the neck stretching down.
the horse lowers its head only six inches to a foot, you must ask it again from whichever point it stopped stretching.
However, more than likely, before you have the chance to adjust the reins and get a steady contact to ask again, the
horse has already raised its head back to normal.
Here is where tact and skill come
into play: driving, resisting, giving, and receiving must work together in one harmonious flow!
The rider must acquire the feel for
lengthening the reins and shortening them practically all at once. One suggestion is to widen the hands to take up the slack
in the rein when the horse suddenly raises its head, then bring them to center again and follow the neck back down after
getting the nod. The independent action of the rider's hand, elastic elbows and shoulders is as vital to the down-and-out
as the nod. The rider must be able to bring the elbows back behind the hip to absorb the instant slack and forward again
while maintaining balance. Many riders find this difficult, because their shoulders are stiff, or they lack the stability
of balance in their over seat, or position and were told to never move the hands.
We have to understand that during
the process of developing these muscles to stretch elastically, it is natural for the horse to raise its head suddenly. Therefore,
it should not be punished for doing so. This stretching must be a gradual process. Eventually, the regular stimulation of
stretching will give way to the muscles developing a lengthened resting place of wanting the stretch down and out.
A good way to discover the feel of
the horse's nodding is to practice this sequence at a halt. This is called Chewing the Reins out of the Hands. Learning
to feel for the the nod, or giving at the poll, is vital for knowing when the horse is submissive and ready to

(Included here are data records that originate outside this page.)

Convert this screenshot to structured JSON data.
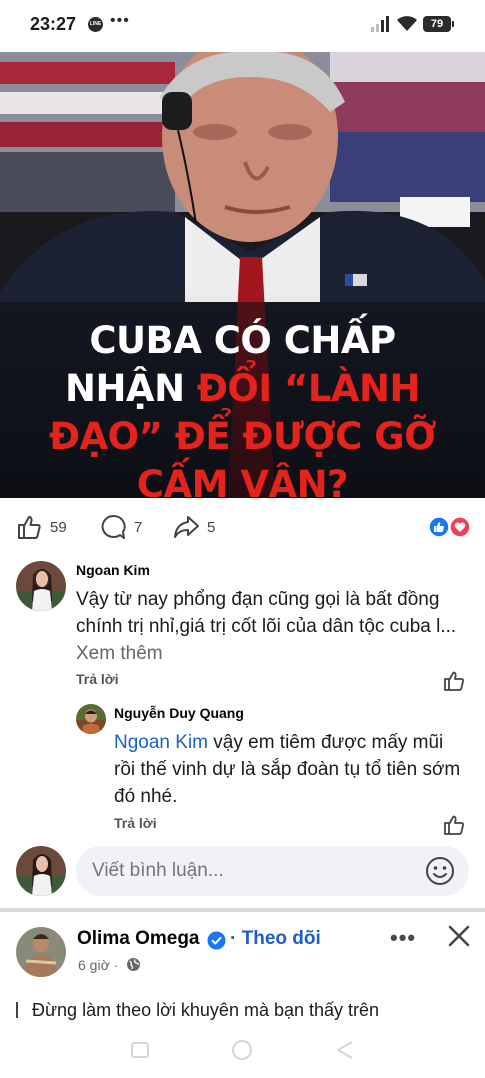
{
  "status_bar": {
    "time": "23:27",
    "app_icon": "LINE",
    "battery": "79"
  },
  "post": {
    "image_headline": {
      "line1": "CUBA CÓ CHẤP",
      "line2_white": "NHẬN ",
      "line2_red": "ĐỔI “LÀNH",
      "line3": "ĐẠO” ĐỂ ĐƯỢC GỠ",
      "line4": "CẤM VẬN?"
    },
    "reactions": {
      "likes": "59",
      "comments": "7",
      "shares": "5"
    }
  },
  "comments": [
    {
      "author": "Ngoan Kim",
      "text": "Vậy từ nay phổng đạn cũng gọi là bất đồng chính trị nhỉ,giá trị cốt lõi của dân tộc cuba l...",
      "more_label": " Xem thêm",
      "reply_label": "Trả lời"
    },
    {
      "author": "Nguyễn Duy Quang",
      "mention": "Ngoan Kim",
      "text": " vậy em tiêm được mấy mũi rồi thế vinh dự là sắp đoàn tụ tổ tiên sớm đó nhé.",
      "reply_label": "Trả lời"
    }
  ],
  "composer": {
    "placeholder": "Viết bình luận..."
  },
  "next_post": {
    "author": "Olima Omega",
    "follow_label": "Theo dõi",
    "separator": "·",
    "time": "6 giờ ·",
    "text": "Đừng làm theo lời khuyên mà bạn thấy trên"
  },
  "colors": {
    "link": "#1b5fc9",
    "headline_red": "#e4231c",
    "like_blue": "#1877f2",
    "love_red": "#f33e58"
  },
  "icons": [
    "signal-icon",
    "wifi-icon",
    "like-icon",
    "comment-icon",
    "share-icon",
    "emoji-icon",
    "verified-icon",
    "globe-icon",
    "more-icon",
    "close-icon"
  ]
}
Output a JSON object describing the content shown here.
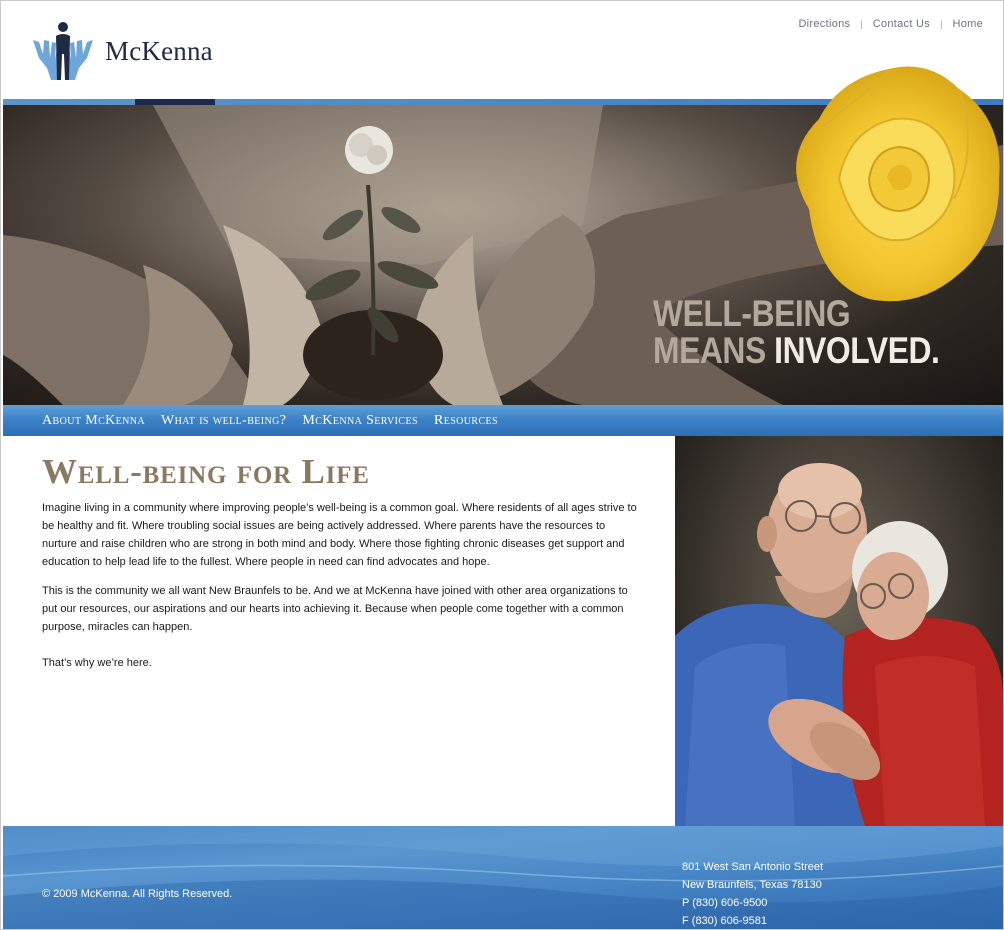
{
  "brand": {
    "name": "McKenna",
    "logo_icon": "hands-people-icon"
  },
  "utility_nav": {
    "items": [
      "Directions",
      "Contact Us",
      "Home"
    ],
    "separator": "|"
  },
  "hero": {
    "tagline_line1": "WELL-BEING",
    "tagline_line2a": "MEANS",
    "tagline_line2b": "INVOLVED."
  },
  "main_nav": {
    "items": [
      "About McKenna",
      "What is well-being?",
      "McKenna Services",
      "Resources"
    ]
  },
  "content": {
    "title": "Well-being for Life",
    "paragraphs": [
      "Imagine living in a community where improving people’s well-being is a common goal. Where residents of all ages strive to be healthy and fit. Where troubling social issues are being actively addressed. Where parents have the resources to nurture and raise children who are strong in both mind and body. Where those fighting chronic diseases get support and education to help lead life to the fullest. Where people in need can find advocates and hope.",
      "This is the community we all want New Braunfels to be.  And we at McKenna have joined with other area organizations to put our resources, our aspirations and our hearts into achieving it.  Because when people come together with a common purpose, miracles can happen.",
      "That’s why we’re here."
    ]
  },
  "footer": {
    "copyright": "© 2009 McKenna. All Rights Reserved.",
    "address_line1": "801 West San Antonio Street",
    "address_line2": "New Braunfels, Texas 78130",
    "phone": "P (830) 606-9500",
    "fax": "F (830) 606-9581"
  },
  "colors": {
    "nav_blue": "#3a80c6",
    "title_brown": "#8a7961",
    "logo_navy": "#1f2a44",
    "logo_light_blue": "#6ea6d8",
    "rose_yellow": "#f6cf3a"
  }
}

stretch down-and-out, or even just willingly come to the bit and accept being on the aids.
Establish a halt with the horse on
the aids seat, legs, and hands. The hand's remain closed, telling the horse to stand still. The legs hold the horse into the
bit and are ready to ask the horse to move forward when necessary. Of course this does not mean that the hands are pulling
or the eg is constantly squeezing.
When the nod comes, it is minuscule,
the horse will drop its nose about an inch or less toward the chest. John Lyon's teaches this and he calls it
when the horse nods either , "a baby give, a good give or a great give." Certainly, we want the "great give," but often
we get a series of "baby or good gives!" After the nod, give slightly with the reins by moving the elastic elbows forward.
As the horse begins to seek contact again, ask it again to soften at the poll by resisting slightly until the neck gradually
lowers and the nose stretches forward pointing down-and-out. Consequently, the horse will begin to chew the bit out
of your hands. Not as easy as it sounds, as most riders get caught up in the asking and forget to allow. Riding
requires tact and feel, because oddly at the same time as we are talking to the horse with our aids, we have to be listening
After achieving Chewing the Reins
out of your Hands at a halt, practicing these subtle tactics at a walk can be more effective, since there will be slightly
more impulsion, provided the horse walks freely forward. However, the trot is the foundation gait upon which to base
the real work of down-and-out. The rhythmic impulsions established in the pulsating diagonal stride of the trot
creates an elasticized naturally activated back which then results in the stretching forward and down. Nevertheless,
one must first learn the sequence described above of what to feel and how to ask before beginning this work at a trot. Practicing
at the halt helps to refine the rider's asking and listening aids.
Even so, the goal will still be difficult
to achieve. At first, some horses, as they begin to stretch forward and down, will lose momentum as muscles of the back
become tensed from the unaccustomed forward stretching. The pulsations created from the trot, however, help to
loosen the tight muscles. When the gait slows, be patient with the horse and keep trotting, though do not force the
gait if discomfort persists. Let the muscles relax before pursuing the down-and-out at a trot once again.